**Aim of the exercise:** Copy all records exactly, excluding images.

**Data section:**
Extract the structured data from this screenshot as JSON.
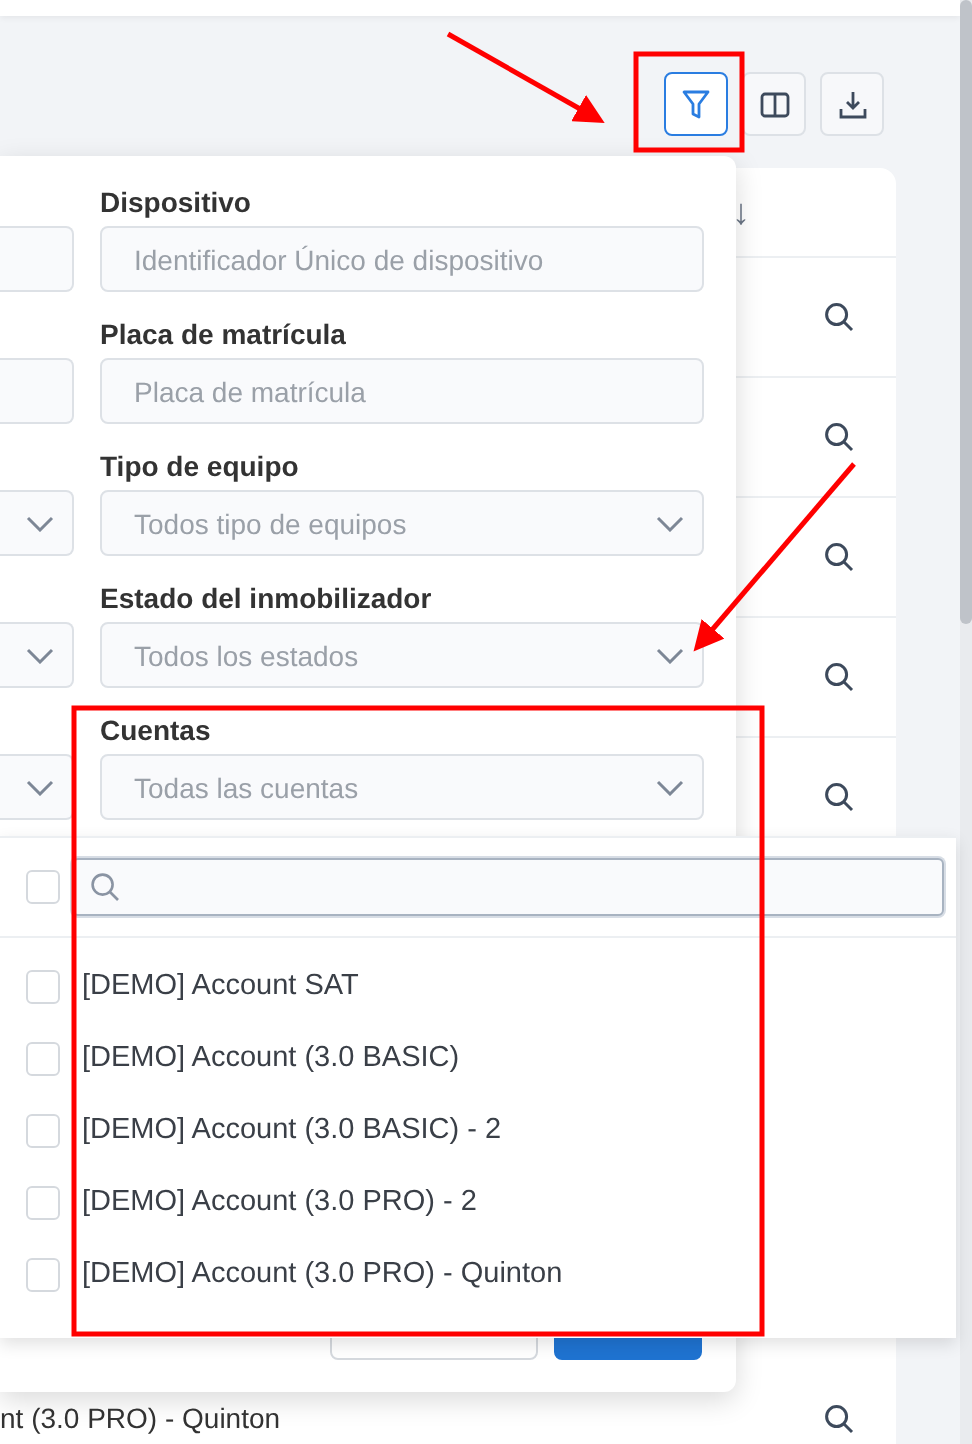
{
  "toolbar": {
    "buttons": [
      {
        "kind": "filter",
        "selected": true
      },
      {
        "kind": "columns",
        "selected": false
      },
      {
        "kind": "download",
        "selected": false
      }
    ]
  },
  "table": {
    "sort_indicator": "↓",
    "rows": [
      {
        "kind": "view"
      },
      {
        "kind": "view"
      },
      {
        "kind": "view"
      },
      {
        "kind": "view"
      },
      {
        "kind": "view"
      }
    ],
    "last_row": {
      "kind": "view",
      "cell": "nt (3.0 PRO) - Quinton"
    }
  },
  "filter_panel": {
    "left_fields": [
      {
        "kind": "input"
      },
      {
        "kind": "input"
      },
      {
        "kind": "select"
      },
      {
        "kind": "select"
      },
      {
        "kind": "select"
      }
    ],
    "fields": [
      {
        "label": "Dispositivo",
        "kind": "input",
        "placeholder": "Identificador Único de dispositivo"
      },
      {
        "label": "Placa de matrícula",
        "kind": "input",
        "placeholder": "Placa de matrícula"
      },
      {
        "label": "Tipo de equipo",
        "kind": "select",
        "placeholder": "Todos tipo de equipos"
      },
      {
        "label": "Estado del inmobilizador",
        "kind": "select",
        "placeholder": "Todos los estados"
      },
      {
        "label": "Cuentas",
        "kind": "select",
        "placeholder": "Todas las cuentas"
      }
    ],
    "buttons": [
      {
        "kind": "secondary"
      },
      {
        "kind": "primary"
      }
    ]
  },
  "accounts_dropdown": {
    "select_all_checked": false,
    "items": [
      {
        "label": "[DEMO] Account SAT",
        "checked": false
      },
      {
        "label": "[DEMO] Account (3.0 BASIC)",
        "checked": false
      },
      {
        "label": "[DEMO] Account (3.0 BASIC) - 2",
        "checked": false
      },
      {
        "label": "[DEMO] Account (3.0 PRO) - 2",
        "checked": false
      },
      {
        "label": "[DEMO] Account (3.0 PRO) - Quinton",
        "checked": false
      }
    ]
  }
}
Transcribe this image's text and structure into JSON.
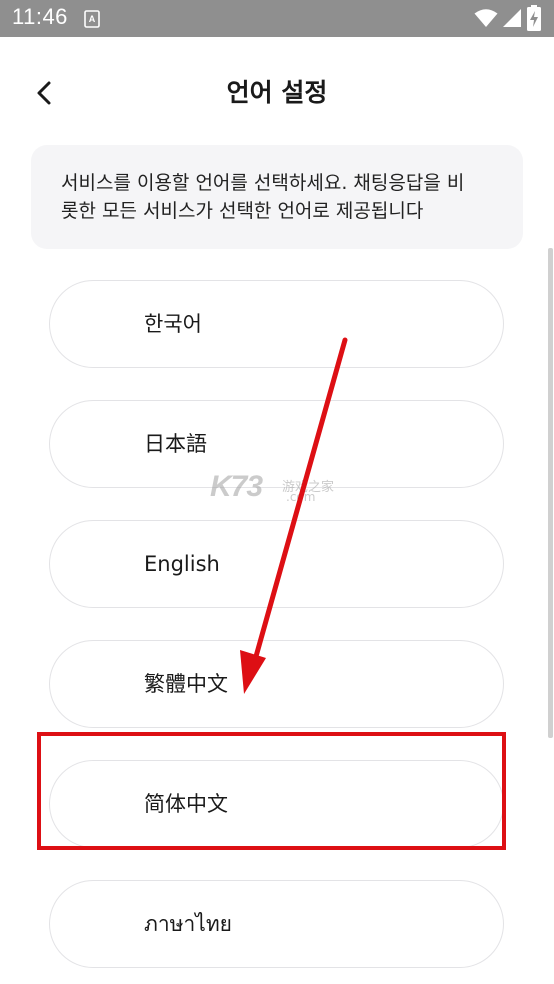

**Response area:**
Extract the structured data from this screenshot as JSON.
{
  "toolbar": {
    "buttons": [
      {
        "kind": "filter",
        "selected": true
      },
      {
        "kind": "columns",
        "selected": false
      },
      {
        "kind": "download",
        "selected": false
      }
    ]
  },
  "table": {
    "sort_indicator": "↓",
    "rows": [
      {
        "kind": "view"
      },
      {
        "kind": "view"
      },
      {
        "kind": "view"
      },
      {
        "kind": "view"
      },
      {
        "kind": "view"
      }
    ],
    "last_row": {
      "kind": "view",
      "cell": "nt (3.0 PRO) - Quinton"
    }
  },
  "filter_panel": {
    "left_fields": [
      {
        "kind": "input"
      },
      {
        "kind": "input"
      },
      {
        "kind": "select"
      },
      {
        "kind": "select"
      },
      {
        "kind": "select"
      }
    ],
    "fields": [
      {
        "label": "Dispositivo",
        "kind": "input",
        "placeholder": "Identificador Único de dispositivo"
      },
      {
        "label": "Placa de matrícula",
        "kind": "input",
        "placeholder": "Placa de matrícula"
      },
      {
        "label": "Tipo de equipo",
        "kind": "select",
        "placeholder": "Todos tipo de equipos"
      },
      {
        "label": "Estado del inmobilizador",
        "kind": "select",
        "placeholder": "Todos los estados"
      },
      {
        "label": "Cuentas",
        "kind": "select",
        "placeholder": "Todas las cuentas"
      }
    ],
    "buttons": [
      {
        "kind": "secondary"
      },
      {
        "kind": "primary"
      }
    ]
  },
  "accounts_dropdown": {
    "select_all_checked": false,
    "items": [
      {
        "label": "[DEMO] Account SAT",
        "checked": false
      },
      {
        "label": "[DEMO] Account (3.0 BASIC)",
        "checked": false
      },
      {
        "label": "[DEMO] Account (3.0 BASIC) - 2",
        "checked": false
      },
      {
        "label": "[DEMO] Account (3.0 PRO) - 2",
        "checked": false
      },
      {
        "label": "[DEMO] Account (3.0 PRO) - Quinton",
        "checked": false
      }
    ]
  }
}
Transcribe this image's text and structure into JSON.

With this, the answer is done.